Responding strongly to Preet Bharara, the US federal
prosecutor whose decision to charge highly ranked diplomat Devyani
Khobragade in New York last week created a storm in India, the
government today said that the 39-year-old diplomat is the only victim
in this case. Following is the full text of External Affairs Ministry Spokesperson Syed Akbaruddin's statement:
We have seen the statement issued by the Manhattan US Attorney on December 18.
need to keep in mind the simple fact that there is only one victim in
this case. That victim is Devyani Khobragade - a serving Indian Diplomat
on mission in the United States.
The action taken against her
was not in keeping with the Vienna Convention. There were no courtesies
in the treatment that was meted out to the diplomat, under the normal
definition of that word in the English language.
includes remarks about equality before the law of both the rich and the
poor. Not only is this a rhetorical remark that is not conducive to
resolving "inaccuracies", it is also not a feature of the law that is
exclusive to the office of the Manhattan US Attorney.
statement in question acknowledges that legal processes were in place in
India. Yet, incredibly, it invites speculation about why it was
necessary to evacuate the family of Ms Richards and about the action
purportedly being taken against them. The implication of this remarkable
admission needs to be considered very carefully with regard to the
implicit comment it makes about the Indian legal system, Indian law
enforcement authorities, and the responsibility that legal officials of a
foreign government seem to arrogate upon themselves with regard to the
nationals of another country. It needs to be asked what right a foreign
government has to "evacuate" Indian citizens from India while cases are
pending against them in the Indian legal system.
underlines the compulsion that is felt by the Manhattan US Attorney's
office "to make sure that victims, witnesses and their families are safe
and secure while cases are pending."
This is precisely why, when
there is a prior legal process already underway in India, the Manhattan
US Attorney should consider it obligatory to enable justice to take its
course in India in the first instance.

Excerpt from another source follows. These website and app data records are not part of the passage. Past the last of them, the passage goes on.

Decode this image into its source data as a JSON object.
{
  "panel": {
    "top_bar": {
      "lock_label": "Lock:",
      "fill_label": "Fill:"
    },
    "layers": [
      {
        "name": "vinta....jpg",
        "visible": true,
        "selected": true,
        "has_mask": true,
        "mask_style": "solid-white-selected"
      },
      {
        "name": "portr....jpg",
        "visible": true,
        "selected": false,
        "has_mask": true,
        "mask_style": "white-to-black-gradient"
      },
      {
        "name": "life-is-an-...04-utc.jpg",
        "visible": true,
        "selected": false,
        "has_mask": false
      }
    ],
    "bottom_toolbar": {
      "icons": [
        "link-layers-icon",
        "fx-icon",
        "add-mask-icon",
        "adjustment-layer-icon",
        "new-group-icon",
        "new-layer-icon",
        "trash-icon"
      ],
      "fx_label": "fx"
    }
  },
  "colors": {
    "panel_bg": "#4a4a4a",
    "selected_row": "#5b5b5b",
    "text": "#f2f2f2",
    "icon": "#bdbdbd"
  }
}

When the legal process in
another friendly and democratic country is interfered with in this
manner, it not only amounts to interference but also raises the serious
concern of calling into question the very legal system of that country.
statement is one more attempt at a post facto rationalization for an
action that should never have taken place in the first instance."